-- "Massage formula"
apply (rule impI)


Once again, I tried applying the universal rules and generally didn't manage to make the formula look pretty. Then I looked more closely at the Isabelle examples and noticed they used [| P; Q |], not P & Q on the left hand side of ==>, so I found the appropriate rule to massage the formula into this form (the semicolon is the sequent calculi's colon). I then realized that there was this thing erule, although I still thought you simply applied it when the rule had an E at the end:

apply (erule conjE)


Proof. Everyone loves coding by permuting, so I permuted through the rules again. This time, exE seemed to keep the formula simple, and after a few seconds of head-scratching, would have also been the right thing to do in a sequent calculus proof. I also realized I was doing backwards proof (that is, we take our goals and break them down into subgoals), and suddenly the implication statements in the manual made a lot more sense (look at the right side, not the left!):

apply (erule exE)


This next step took a while. I was fairly easily able to apply (erule allE), which eliminated the universal on the right side of the equation, but it introduced a fresh skolem function and that didn't seem like what I wanted. I also knew that I should theoretically be able to eliminate the right-hand-side existential, but couldn't figure out what rule I should use. Trying the usual rules resulted in nonsense, though I think at this point I had figured out when to use the various variants of rule. Eventually, I reread the substituting a variable explicitly section of the manual, cargo-culted the drule_tac syntax, and it worked!

apply (drule_tac x = "x" in spec)


Experienced Isabellers will have realized that I could eliminate the right exists, but since I had concluded that this was not possible, I went on a detour. I decided to try combining some of the my assumptions to get some useful conclusions. Right now the proof state was:

!!x. [| ~ Q x; ~ P x -> Q x |] ==> (EX x. P x)


I felt I ought to be able to get P x on the left-hand side, and then apply some existential rule because of the true statement P x ==> (EX x. P x). But none of the implication rules or modus ponens applied properly. I also tried swapping over the assumption and goal using contrapositive:

!!x. [| ~  (EX x. P x); ~ P x -> Q x |] ==> Q x


Actually, I had wanted the implication on the right side. Nevertheless, the existential was on the left, so I should have been able to eliminate it... except there was a negation so the rule failed.

More reading revealed that I could use some special syntax to make the implication go on the right side:

!!x. [| ~ Q x; ~ (EX. P x) |] ==> ~ (~ P x -> Q x)


But once again, the conditional prevented me from doing my evil plan of destructing the implication and deriving a contradiction in the assumptions.

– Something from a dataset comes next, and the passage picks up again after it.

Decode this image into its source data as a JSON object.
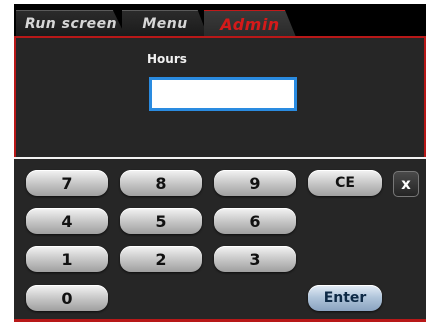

So I went back, played some more, and eventually figured out that to eliminate an existential from the goal side, you introduce it (backwards!) And I also found out that _tac could work for basically any rule:

apply (rule_tac x = "x" in exI)


At this point it was a simple propositional proof to prove, and my previous adventures with contraposative gave me an idea how to do it:

apply (erule contrapos_np)
by (drule mp)


Sweet. After I finished the proof, I went back and removed the tacs and checked if Isabelle was able to unify the variables itself; it was, but the intermediate proof goals looked uglier so I added them back in. And that concluded my very first proof in Isabelle. It's not much, but it involved enough wandering that I felt quite pleased when I finished. Here's the whole thing:

theory LogicAndProof
imports Main
begin

lemma "(ALL x. ~ P x --> Q x) & (EX x. ~ Q x) --> (EX x. P x)"
-- "Massage the formula into a nicer form to apply deduction rules"
apply (rule impI)
apply (erule conjE)
-- "Start introducing the safe quantifiers"
apply (erule exE)
apply (drule_tac x = "x" in spec)
apply (rule_tac x =" x" in exI)
apply (erule contrapos_np)
by (drule mp)


### One Response to “My first proof in Isabelle”

1. Slawomir Kolodynski says:

In a slightly different style:

theory first_lemma imports ZF

begin
lemma “(ALL x. ~P(x) –> Q(x)) & (EX x. ~Q(x)) –> (EX x. P(x))”
proof –
{ assume A1: “ALL x. ~P(x) –> Q(x)” and A2: “EX x. ~Q(x)”
from A2 obtain t where “~Q(t)” by auto
with A1 have “P(t)” by auto
hence “EX x. P(x)” by auto
} thus ?thesis by simp
qed

end